Among the proposed changes were:

  1. Wendell Mottley, former Minister of Finance in the Manning PNM administration, to take over the chairmanship from Barsotti 
  2. Rolston Nelson to replace director John Jardim, the bank’s Managing Director at the time 
  3. Andre Monteil, the PNM treasurer, to take over from George L. Lewis. Monteil also held influential business ties in other organisations 
On Page six of the document Barsotti wrote:

Image from the original document.

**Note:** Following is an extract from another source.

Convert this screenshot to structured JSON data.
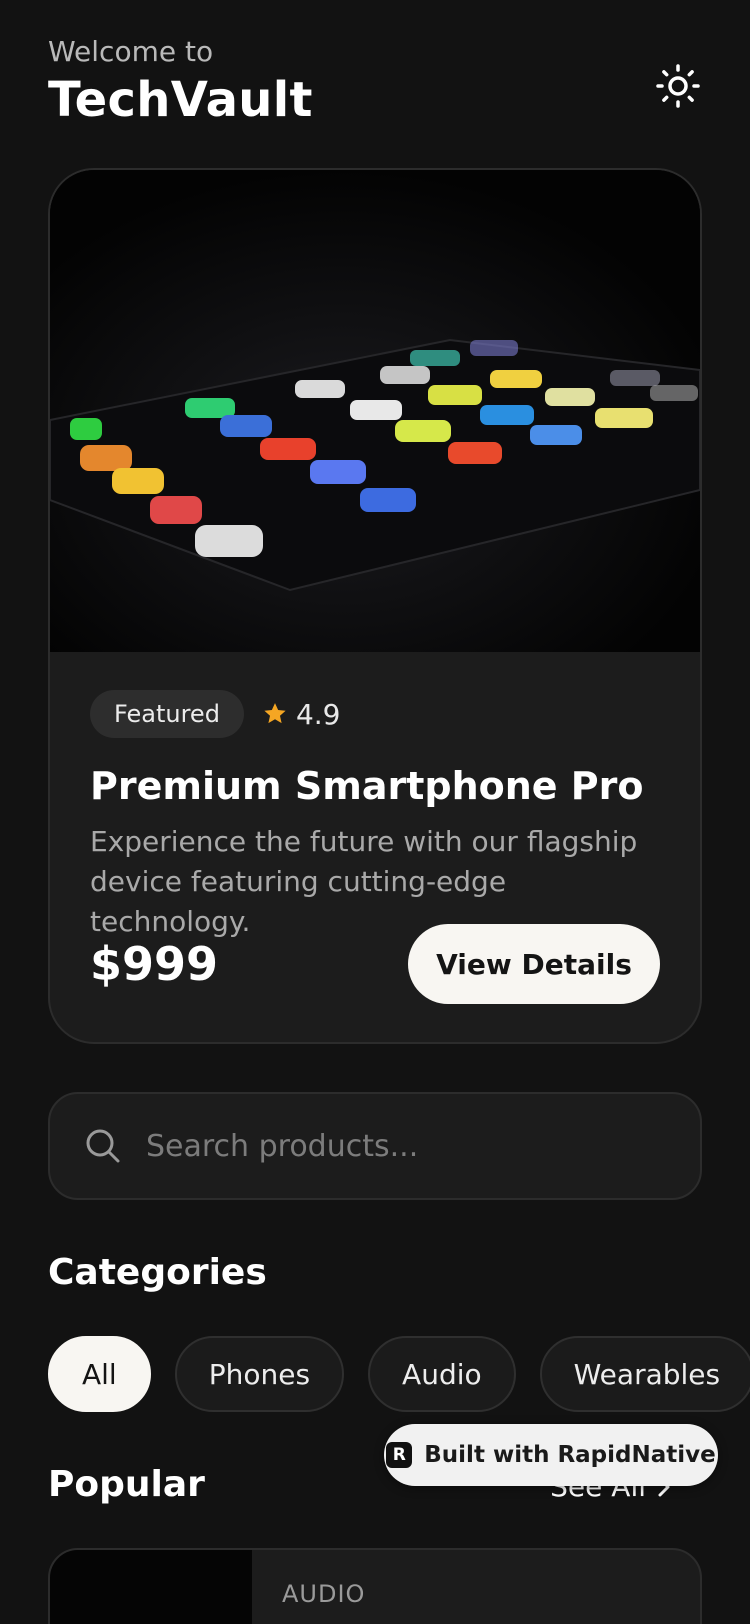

Please click here to read complete the document online
Four years earlier, in April 1992, the Manning PNM Government had appointed Monteil to be to be chairman of the Trinidad and Tobago Electricity Commission and the PNM-appointed board later appointed Monteil to be chairman of the Management Committee of the TTEC Pension Fund, established in November 1971 to provide pension and other benefits to the TTEC labour force.

In February 1995 the Pension Fund sold all its 5.7 million shares in Republic Bank on the recommendation of Monteil. A few days later on March 10, 1995 Viveka Holdings Limited and Clico bought the shares on the local stock exchange.

After the initial hostilities between CLICO and the bank Nelson served on the board of Republic Bank although he had been described by Barsotti as being one of the persons who was not "fit and proper". 

When Ronald Harford became the Bank's Managing Director in 1997 he and CL Executive Chairman Lawrence Duprey met in Miami and resolved the differences between the two organisations and Nelson became a director of the bank. He held the directorship until he became a judge.

While there is no suggestion of any impropriety by the judge, the relationship between him and his client, Andre Monteil, raises questions about whether he had or continues to have political connections. It also raises questions about whether he still has a relationship with Monteil. 

Monteil, through Viveka Holdings, had strong connections to CL and CLICO as well as the Manning PNM. And Nelson was the company's lawyer at the time. He only became a judge in 1999 and in 2001 together with Justice Sat Sharma and Chief Justice Michael De La Bastide ruled against the UNC in the appeal in the highly charged political case involving UNC MPs William "Bill" Chaitan and Winston "Gypsy" Peters.

Although he was new in the judiciary, Nelson was considered among the front runners for the post of Chief Justice in 2002. The then President, Arthur NR Robinson, had before him the names of Roger Hamel-Smith and Rolston Nelson for Chief Justice. But Robinson decided on Sat Sharma to head the judiciary.

Nelson's CV states that he served as chairman of the Unit Trust Corporation and that in 1989 he chaired the state-owned Workers' Bank Limited. Both these positions required approval by the administrations at the time.

Nelson's name featured prominently in 2011 when Opposition Leader Keith Rowley chastised Attorney General Anand Ramlogan for the appointment of Susan Francois as Director of the Financial Intelligence Unit. Rowley accused Ramlogan of using Nelson to support his decision to appoint Francois, who had named Nelson as a reference in her CV.

Today, as a member of the CCJ Nelson is a strong supporter of the court as a final appeal jurisdiction for Trinidad and Tobago and the region. He has been quoted in the local media as supporting the views of senior CCJ colleagues that Trinidad and Tobago is bound by international law to make the CCJ. That's also a political position.

Here's an important point to ponder: "Should CCJ judges be advocating their own cause? One of the cardinal principles of judicial propriety is the avoidance of being a judge in one's own cause."

Nobody knows who will be the new President. We expect to have a clear picture Monday when the Prime Minister has promised to reveal the name of the only nominee from the government. She has invited the Leader of the Opposition to meet with her at his "earliest convenience" for discussion on a consensus candidate. The ball is now in Keith Rowley's court.

Jai Parasram

No comments:

Jai & Sero

Jai & Sero

Our family at home in Toronto 2008

Our family at home in Toronto 2008
Amit, Heather, Fuzz, Aj, Jiv, Shiva, Rampa, Sero, Jai